Task prompt:
The expected output is each entry, given again exactly.

Stored data entries:
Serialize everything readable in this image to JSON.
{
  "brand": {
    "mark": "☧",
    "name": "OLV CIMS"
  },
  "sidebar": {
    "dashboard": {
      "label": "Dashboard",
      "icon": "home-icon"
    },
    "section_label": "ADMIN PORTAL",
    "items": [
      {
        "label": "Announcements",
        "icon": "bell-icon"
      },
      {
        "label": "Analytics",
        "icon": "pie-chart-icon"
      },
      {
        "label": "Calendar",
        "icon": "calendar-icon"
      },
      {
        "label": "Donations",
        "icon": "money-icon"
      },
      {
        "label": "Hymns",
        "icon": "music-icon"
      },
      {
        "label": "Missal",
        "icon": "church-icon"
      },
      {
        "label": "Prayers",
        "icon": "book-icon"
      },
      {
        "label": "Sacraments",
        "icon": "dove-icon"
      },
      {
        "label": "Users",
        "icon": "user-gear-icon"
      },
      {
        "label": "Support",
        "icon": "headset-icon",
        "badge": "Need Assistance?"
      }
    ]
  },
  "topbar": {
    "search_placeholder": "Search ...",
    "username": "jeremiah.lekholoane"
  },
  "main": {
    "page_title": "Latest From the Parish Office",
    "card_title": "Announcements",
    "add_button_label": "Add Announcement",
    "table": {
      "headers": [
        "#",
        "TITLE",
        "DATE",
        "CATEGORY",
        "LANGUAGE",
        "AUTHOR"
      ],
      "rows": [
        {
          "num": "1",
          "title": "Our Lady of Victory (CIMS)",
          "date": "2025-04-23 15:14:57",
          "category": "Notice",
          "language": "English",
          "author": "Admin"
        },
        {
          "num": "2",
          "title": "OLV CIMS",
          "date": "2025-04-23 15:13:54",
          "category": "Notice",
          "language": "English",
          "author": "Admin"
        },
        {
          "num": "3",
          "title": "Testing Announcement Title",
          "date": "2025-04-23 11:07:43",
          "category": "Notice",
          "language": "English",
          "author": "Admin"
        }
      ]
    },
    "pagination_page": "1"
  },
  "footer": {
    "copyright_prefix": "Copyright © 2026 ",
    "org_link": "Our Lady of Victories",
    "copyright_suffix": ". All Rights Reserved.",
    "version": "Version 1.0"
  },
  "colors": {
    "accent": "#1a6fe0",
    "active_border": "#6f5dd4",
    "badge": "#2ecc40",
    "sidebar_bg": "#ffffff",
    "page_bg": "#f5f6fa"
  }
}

Answer for this exercise:
Serialize everything readable in this image to JSON.
{
  "brand": {
    "mark": "☧",
    "name": "OLV CIMS"
  },
  "sidebar": {
    "dashboard": {
      "label": "Dashboard",
      "icon": "home-icon"
    },
    "section_label": "ADMIN PORTAL",
    "items": [
      {
        "label": "Announcements",
        "icon": "bell-icon"
      },
      {
        "label": "Analytics",
        "icon": "pie-chart-icon"
      },
      {
        "label": "Calendar",
        "icon": "calendar-icon"
      },
      {
        "label": "Donations",
        "icon": "money-icon"
      },
      {
        "label": "Hymns",
        "icon": "music-icon"
      },
      {
        "label": "Missal",
        "icon": "church-icon"
      },
      {
        "label": "Prayers",
        "icon": "book-icon"
      },
      {
        "label": "Sacraments",
        "icon": "dove-icon"
      },
      {
        "label": "Users",
        "icon": "user-gear-icon"
      },
      {
        "label": "Support",
        "icon": "headset-icon",
        "badge": "Need Assistance?"
      }
    ]
  },
  "topbar": {
    "search_placeholder": "Search ...",
    "username": "jeremiah.lekholoane"
  },
  "main": {
    "page_title": "Latest From the Parish Office",
    "card_title": "Announcements",
    "add_button_label": "Add Announcement",
    "table": {
      "headers": [
        "#",
        "TITLE",
        "DATE",
        "CATEGORY",
        "LANGUAGE",
        "AUTHOR"
      ],
      "rows": [
        {
          "num": "1",
          "title": "Our Lady of Victory (CIMS)",
          "date": "2025-04-23 15:14:57",
          "category": "Notice",
          "language": "English",
          "author": "Admin"
        },
        {
          "num": "2",
          "title": "OLV CIMS",
          "date": "2025-04-23 15:13:54",
          "category": "Notice",
          "language": "English",
          "author": "Admin"
        },
        {
          "num": "3",
          "title": "Testing Announcement Title",
          "date": "2025-04-23 11:07:43",
          "category": "Notice",
          "language": "English",
          "author": "Admin"
        }
      ]
    },
    "pagination_page": "1"
  },
  "footer": {
    "copyright_prefix": "Copyright © 2026 ",
    "org_link": "Our Lady of Victories",
    "copyright_suffix": ". All Rights Reserved.",
    "version": "Version 1.0"
  },
  "colors": {
    "accent": "#1a6fe0",
    "active_border": "#6f5dd4",
    "badge": "#2ecc40",
    "sidebar_bg": "#ffffff",
    "page_bg": "#f5f6fa"
  }
}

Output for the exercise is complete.